> [WHAT YOU WILL DO]:
Verbatim copy without images: repeat the records in full.

*** Opening SOURCE MATERIAL ***

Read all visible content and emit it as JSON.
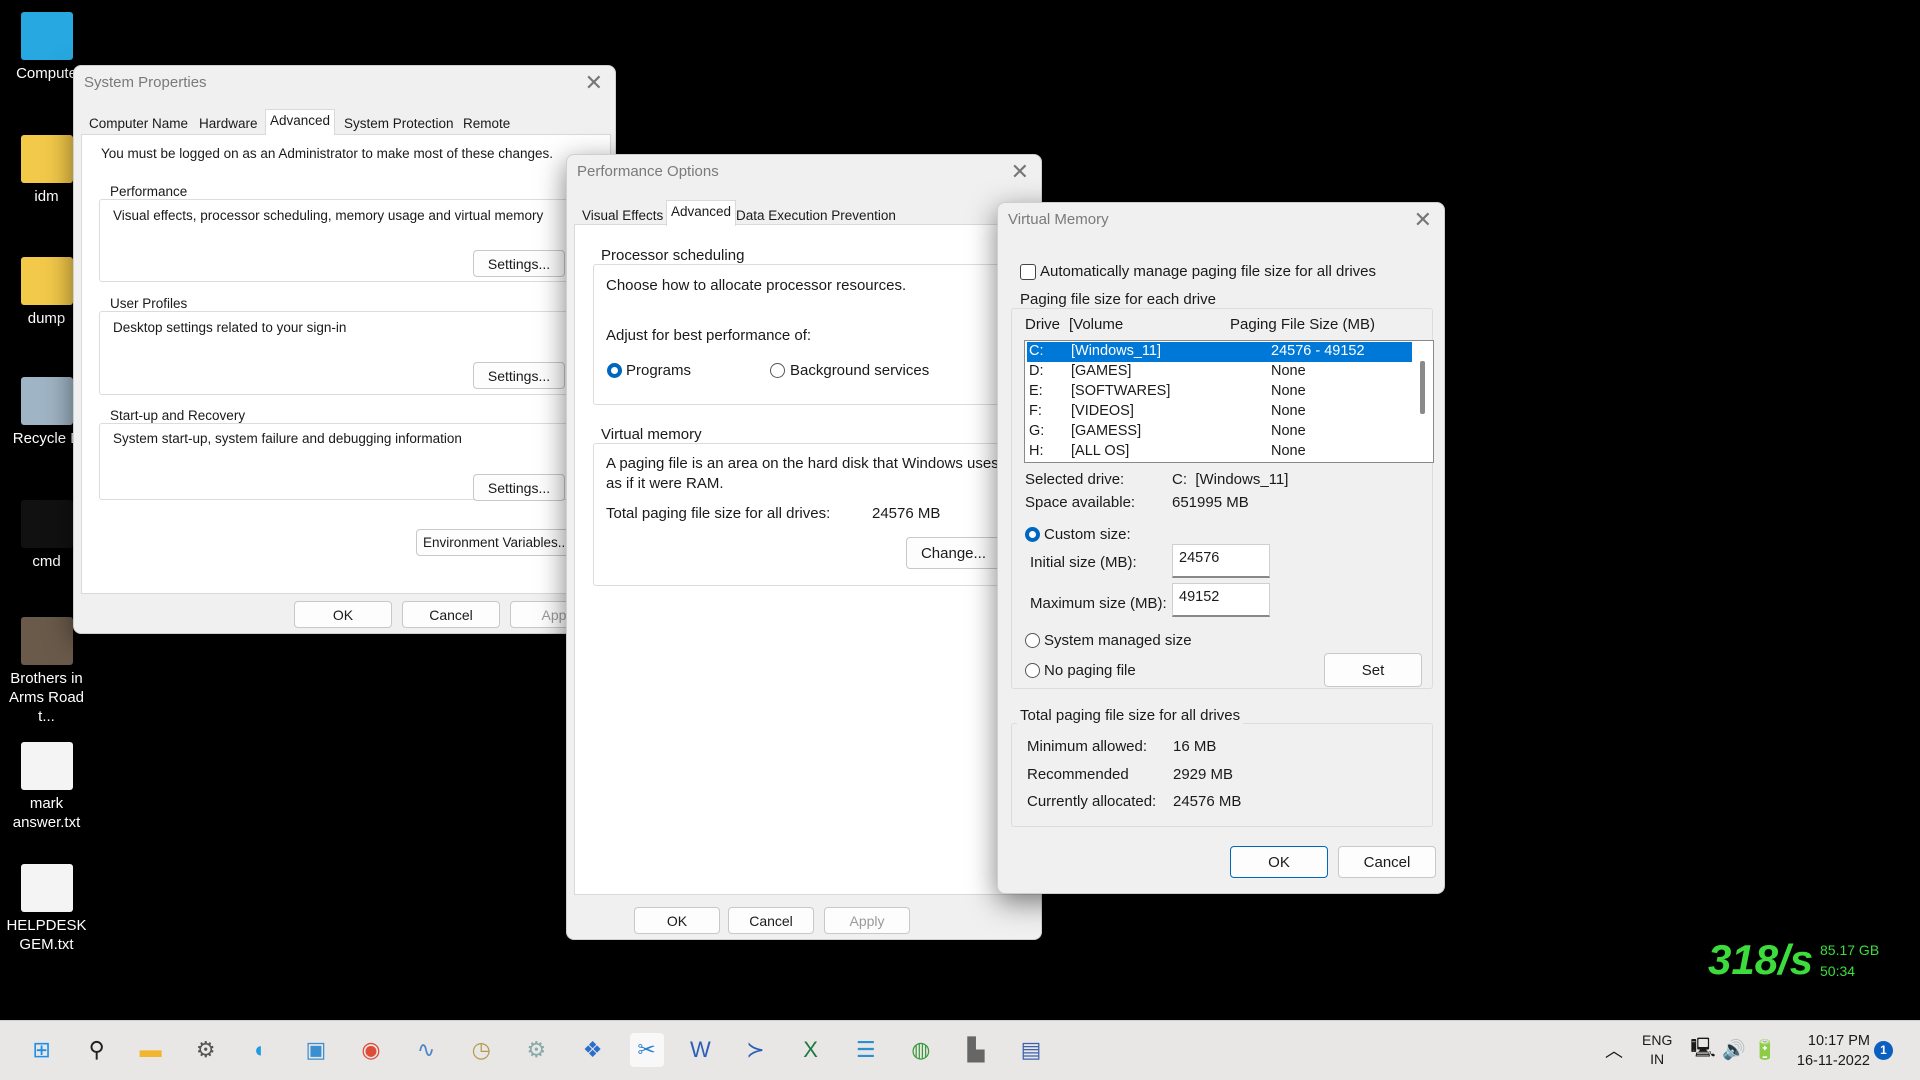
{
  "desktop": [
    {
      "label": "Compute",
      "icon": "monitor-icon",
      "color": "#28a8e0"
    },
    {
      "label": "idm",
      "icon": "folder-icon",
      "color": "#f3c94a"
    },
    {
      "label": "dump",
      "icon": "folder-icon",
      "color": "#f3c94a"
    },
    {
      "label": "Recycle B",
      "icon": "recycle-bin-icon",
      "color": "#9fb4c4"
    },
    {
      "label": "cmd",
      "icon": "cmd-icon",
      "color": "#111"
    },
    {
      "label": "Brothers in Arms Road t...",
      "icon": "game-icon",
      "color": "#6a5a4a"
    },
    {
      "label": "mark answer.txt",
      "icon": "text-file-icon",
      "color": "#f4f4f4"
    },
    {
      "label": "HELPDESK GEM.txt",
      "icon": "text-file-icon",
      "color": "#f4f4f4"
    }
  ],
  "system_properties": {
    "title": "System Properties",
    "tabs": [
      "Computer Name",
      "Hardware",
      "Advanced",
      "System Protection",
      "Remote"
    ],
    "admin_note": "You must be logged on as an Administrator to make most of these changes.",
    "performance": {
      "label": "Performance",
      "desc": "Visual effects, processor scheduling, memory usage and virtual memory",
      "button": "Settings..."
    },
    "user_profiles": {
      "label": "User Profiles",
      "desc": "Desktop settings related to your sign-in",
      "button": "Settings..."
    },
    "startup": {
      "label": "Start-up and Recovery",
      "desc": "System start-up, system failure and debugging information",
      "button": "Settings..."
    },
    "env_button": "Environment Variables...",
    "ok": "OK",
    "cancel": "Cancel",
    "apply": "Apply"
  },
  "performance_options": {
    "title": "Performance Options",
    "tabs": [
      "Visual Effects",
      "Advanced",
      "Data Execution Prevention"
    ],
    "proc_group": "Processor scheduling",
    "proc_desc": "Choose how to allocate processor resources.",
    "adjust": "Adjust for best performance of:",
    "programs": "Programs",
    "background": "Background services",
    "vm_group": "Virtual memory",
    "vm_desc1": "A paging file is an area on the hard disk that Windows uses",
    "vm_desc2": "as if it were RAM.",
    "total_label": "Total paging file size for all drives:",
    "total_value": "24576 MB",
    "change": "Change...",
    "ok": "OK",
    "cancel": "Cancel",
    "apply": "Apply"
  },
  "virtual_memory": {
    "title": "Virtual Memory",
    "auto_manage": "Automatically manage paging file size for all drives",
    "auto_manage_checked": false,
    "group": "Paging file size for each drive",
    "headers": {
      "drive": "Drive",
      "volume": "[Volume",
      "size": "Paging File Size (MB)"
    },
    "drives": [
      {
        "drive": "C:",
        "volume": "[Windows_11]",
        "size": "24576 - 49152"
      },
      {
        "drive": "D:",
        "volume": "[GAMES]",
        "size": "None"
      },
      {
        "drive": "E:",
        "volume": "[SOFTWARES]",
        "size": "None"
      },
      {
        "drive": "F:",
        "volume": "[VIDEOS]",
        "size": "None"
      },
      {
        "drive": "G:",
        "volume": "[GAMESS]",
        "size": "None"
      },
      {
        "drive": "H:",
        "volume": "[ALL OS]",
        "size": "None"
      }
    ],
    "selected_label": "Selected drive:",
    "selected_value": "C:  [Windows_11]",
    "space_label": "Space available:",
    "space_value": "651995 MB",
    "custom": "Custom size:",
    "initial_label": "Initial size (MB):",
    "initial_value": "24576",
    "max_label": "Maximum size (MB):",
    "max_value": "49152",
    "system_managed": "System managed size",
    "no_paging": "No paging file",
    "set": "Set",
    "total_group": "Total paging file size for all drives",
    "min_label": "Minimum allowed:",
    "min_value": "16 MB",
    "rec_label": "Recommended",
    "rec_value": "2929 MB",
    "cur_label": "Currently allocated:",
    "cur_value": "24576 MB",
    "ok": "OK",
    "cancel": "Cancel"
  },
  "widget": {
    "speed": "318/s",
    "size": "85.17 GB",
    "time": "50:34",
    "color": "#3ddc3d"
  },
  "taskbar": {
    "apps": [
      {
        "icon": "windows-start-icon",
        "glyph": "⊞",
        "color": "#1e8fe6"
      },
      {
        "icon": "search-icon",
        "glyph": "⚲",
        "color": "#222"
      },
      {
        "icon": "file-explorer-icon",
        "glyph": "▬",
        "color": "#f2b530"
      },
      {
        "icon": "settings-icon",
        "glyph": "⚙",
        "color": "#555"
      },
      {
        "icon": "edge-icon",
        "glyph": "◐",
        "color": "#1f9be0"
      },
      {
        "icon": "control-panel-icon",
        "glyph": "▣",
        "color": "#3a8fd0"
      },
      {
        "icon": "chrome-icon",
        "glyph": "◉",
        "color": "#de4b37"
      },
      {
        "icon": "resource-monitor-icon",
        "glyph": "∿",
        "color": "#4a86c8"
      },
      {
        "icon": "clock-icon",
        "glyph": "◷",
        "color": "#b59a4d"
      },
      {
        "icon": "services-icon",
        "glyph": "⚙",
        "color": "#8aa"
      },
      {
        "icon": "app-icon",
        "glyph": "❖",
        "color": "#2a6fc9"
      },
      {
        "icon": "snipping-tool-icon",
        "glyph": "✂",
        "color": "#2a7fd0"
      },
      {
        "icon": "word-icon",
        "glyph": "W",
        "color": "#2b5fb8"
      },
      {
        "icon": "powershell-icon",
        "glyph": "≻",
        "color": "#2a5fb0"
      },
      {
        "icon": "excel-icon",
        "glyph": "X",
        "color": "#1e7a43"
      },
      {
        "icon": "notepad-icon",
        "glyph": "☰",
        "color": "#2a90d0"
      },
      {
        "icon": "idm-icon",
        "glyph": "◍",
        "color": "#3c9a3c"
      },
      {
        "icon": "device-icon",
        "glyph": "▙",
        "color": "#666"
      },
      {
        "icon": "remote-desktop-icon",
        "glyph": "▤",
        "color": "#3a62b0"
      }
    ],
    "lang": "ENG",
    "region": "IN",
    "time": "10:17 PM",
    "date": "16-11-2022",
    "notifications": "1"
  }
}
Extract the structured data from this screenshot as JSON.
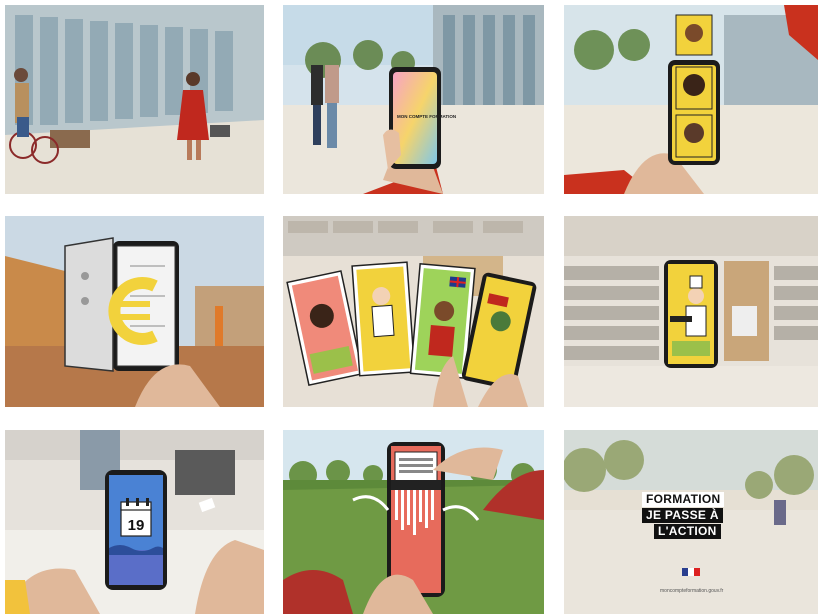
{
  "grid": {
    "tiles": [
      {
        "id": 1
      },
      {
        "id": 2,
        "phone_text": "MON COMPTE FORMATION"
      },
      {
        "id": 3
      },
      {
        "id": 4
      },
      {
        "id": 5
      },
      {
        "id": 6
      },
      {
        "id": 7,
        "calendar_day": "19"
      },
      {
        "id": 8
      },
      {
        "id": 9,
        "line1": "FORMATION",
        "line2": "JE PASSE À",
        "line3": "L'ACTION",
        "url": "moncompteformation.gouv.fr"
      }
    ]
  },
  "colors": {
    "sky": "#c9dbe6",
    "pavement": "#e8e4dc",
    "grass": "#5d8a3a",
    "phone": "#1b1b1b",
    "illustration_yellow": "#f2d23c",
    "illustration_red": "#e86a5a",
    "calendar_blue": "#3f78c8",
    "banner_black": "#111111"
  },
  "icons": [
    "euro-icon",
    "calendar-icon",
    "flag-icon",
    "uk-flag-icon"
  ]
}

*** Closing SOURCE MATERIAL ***

> [FINAL ANSWER]:
Read all visible content and emit it as JSON.
{
  "desktop": [
    {
      "label": "Compute",
      "icon": "monitor-icon",
      "color": "#28a8e0"
    },
    {
      "label": "idm",
      "icon": "folder-icon",
      "color": "#f3c94a"
    },
    {
      "label": "dump",
      "icon": "folder-icon",
      "color": "#f3c94a"
    },
    {
      "label": "Recycle B",
      "icon": "recycle-bin-icon",
      "color": "#9fb4c4"
    },
    {
      "label": "cmd",
      "icon": "cmd-icon",
      "color": "#111"
    },
    {
      "label": "Brothers in Arms Road t...",
      "icon": "game-icon",
      "color": "#6a5a4a"
    },
    {
      "label": "mark answer.txt",
      "icon": "text-file-icon",
      "color": "#f4f4f4"
    },
    {
      "label": "HELPDESK GEM.txt",
      "icon": "text-file-icon",
      "color": "#f4f4f4"
    }
  ],
  "system_properties": {
    "title": "System Properties",
    "tabs": [
      "Computer Name",
      "Hardware",
      "Advanced",
      "System Protection",
      "Remote"
    ],
    "admin_note": "You must be logged on as an Administrator to make most of these changes.",
    "performance": {
      "label": "Performance",
      "desc": "Visual effects, processor scheduling, memory usage and virtual memory",
      "button": "Settings..."
    },
    "user_profiles": {
      "label": "User Profiles",
      "desc": "Desktop settings related to your sign-in",
      "button": "Settings..."
    },
    "startup": {
      "label": "Start-up and Recovery",
      "desc": "System start-up, system failure and debugging information",
      "button": "Settings..."
    },
    "env_button": "Environment Variables...",
    "ok": "OK",
    "cancel": "Cancel",
    "apply": "Apply"
  },
  "performance_options": {
    "title": "Performance Options",
    "tabs": [
      "Visual Effects",
      "Advanced",
      "Data Execution Prevention"
    ],
    "proc_group": "Processor scheduling",
    "proc_desc": "Choose how to allocate processor resources.",
    "adjust": "Adjust for best performance of:",
    "programs": "Programs",
    "background": "Background services",
    "vm_group": "Virtual memory",
    "vm_desc1": "A paging file is an area on the hard disk that Windows uses",
    "vm_desc2": "as if it were RAM.",
    "total_label": "Total paging file size for all drives:",
    "total_value": "24576 MB",
    "change": "Change...",
    "ok": "OK",
    "cancel": "Cancel",
    "apply": "Apply"
  },
  "virtual_memory": {
    "title": "Virtual Memory",
    "auto_manage": "Automatically manage paging file size for all drives",
    "auto_manage_checked": false,
    "group": "Paging file size for each drive",
    "headers": {
      "drive": "Drive",
      "volume": "[Volume",
      "size": "Paging File Size (MB)"
    },
    "drives": [
      {
        "drive": "C:",
        "volume": "[Windows_11]",
        "size": "24576 - 49152"
      },
      {
        "drive": "D:",
        "volume": "[GAMES]",
        "size": "None"
      },
      {
        "drive": "E:",
        "volume": "[SOFTWARES]",
        "size": "None"
      },
      {
        "drive": "F:",
        "volume": "[VIDEOS]",
        "size": "None"
      },
      {
        "drive": "G:",
        "volume": "[GAMESS]",
        "size": "None"
      },
      {
        "drive": "H:",
        "volume": "[ALL OS]",
        "size": "None"
      }
    ],
    "selected_label": "Selected drive:",
    "selected_value": "C:  [Windows_11]",
    "space_label": "Space available:",
    "space_value": "651995 MB",
    "custom": "Custom size:",
    "initial_label": "Initial size (MB):",
    "initial_value": "24576",
    "max_label": "Maximum size (MB):",
    "max_value": "49152",
    "system_managed": "System managed size",
    "no_paging": "No paging file",
    "set": "Set",
    "total_group": "Total paging file size for all drives",
    "min_label": "Minimum allowed:",
    "min_value": "16 MB",
    "rec_label": "Recommended",
    "rec_value": "2929 MB",
    "cur_label": "Currently allocated:",
    "cur_value": "24576 MB",
    "ok": "OK",
    "cancel": "Cancel"
  },
  "widget": {
    "speed": "318/s",
    "size": "85.17 GB",
    "time": "50:34",
    "color": "#3ddc3d"
  },
  "taskbar": {
    "apps": [
      {
        "icon": "windows-start-icon",
        "glyph": "⊞",
        "color": "#1e8fe6"
      },
      {
        "icon": "search-icon",
        "glyph": "⚲",
        "color": "#222"
      },
      {
        "icon": "file-explorer-icon",
        "glyph": "▬",
        "color": "#f2b530"
      },
      {
        "icon": "settings-icon",
        "glyph": "⚙",
        "color": "#555"
      },
      {
        "icon": "edge-icon",
        "glyph": "◐",
        "color": "#1f9be0"
      },
      {
        "icon": "control-panel-icon",
        "glyph": "▣",
        "color": "#3a8fd0"
      },
      {
        "icon": "chrome-icon",
        "glyph": "◉",
        "color": "#de4b37"
      },
      {
        "icon": "resource-monitor-icon",
        "glyph": "∿",
        "color": "#4a86c8"
      },
      {
        "icon": "clock-icon",
        "glyph": "◷",
        "color": "#b59a4d"
      },
      {
        "icon": "services-icon",
        "glyph": "⚙",
        "color": "#8aa"
      },
      {
        "icon": "app-icon",
        "glyph": "❖",
        "color": "#2a6fc9"
      },
      {
        "icon": "snipping-tool-icon",
        "glyph": "✂",
        "color": "#2a7fd0"
      },
      {
        "icon": "word-icon",
        "glyph": "W",
        "color": "#2b5fb8"
      },
      {
        "icon": "powershell-icon",
        "glyph": "≻",
        "color": "#2a5fb0"
      },
      {
        "icon": "excel-icon",
        "glyph": "X",
        "color": "#1e7a43"
      },
      {
        "icon": "notepad-icon",
        "glyph": "☰",
        "color": "#2a90d0"
      },
      {
        "icon": "idm-icon",
        "glyph": "◍",
        "color": "#3c9a3c"
      },
      {
        "icon": "device-icon",
        "glyph": "▙",
        "color": "#666"
      },
      {
        "icon": "remote-desktop-icon",
        "glyph": "▤",
        "color": "#3a62b0"
      }
    ],
    "lang": "ENG",
    "region": "IN",
    "time": "10:17 PM",
    "date": "16-11-2022",
    "notifications": "1"
  }
}
Extract the structured data from this screenshot as JSON.
{
  "grid": {
    "tiles": [
      {
        "id": 1
      },
      {
        "id": 2,
        "phone_text": "MON COMPTE FORMATION"
      },
      {
        "id": 3
      },
      {
        "id": 4
      },
      {
        "id": 5
      },
      {
        "id": 6
      },
      {
        "id": 7,
        "calendar_day": "19"
      },
      {
        "id": 8
      },
      {
        "id": 9,
        "line1": "FORMATION",
        "line2": "JE PASSE À",
        "line3": "L'ACTION",
        "url": "moncompteformation.gouv.fr"
      }
    ]
  },
  "colors": {
    "sky": "#c9dbe6",
    "pavement": "#e8e4dc",
    "grass": "#5d8a3a",
    "phone": "#1b1b1b",
    "illustration_yellow": "#f2d23c",
    "illustration_red": "#e86a5a",
    "calendar_blue": "#3f78c8",
    "banner_black": "#111111"
  },
  "icons": [
    "euro-icon",
    "calendar-icon",
    "flag-icon",
    "uk-flag-icon"
  ]
}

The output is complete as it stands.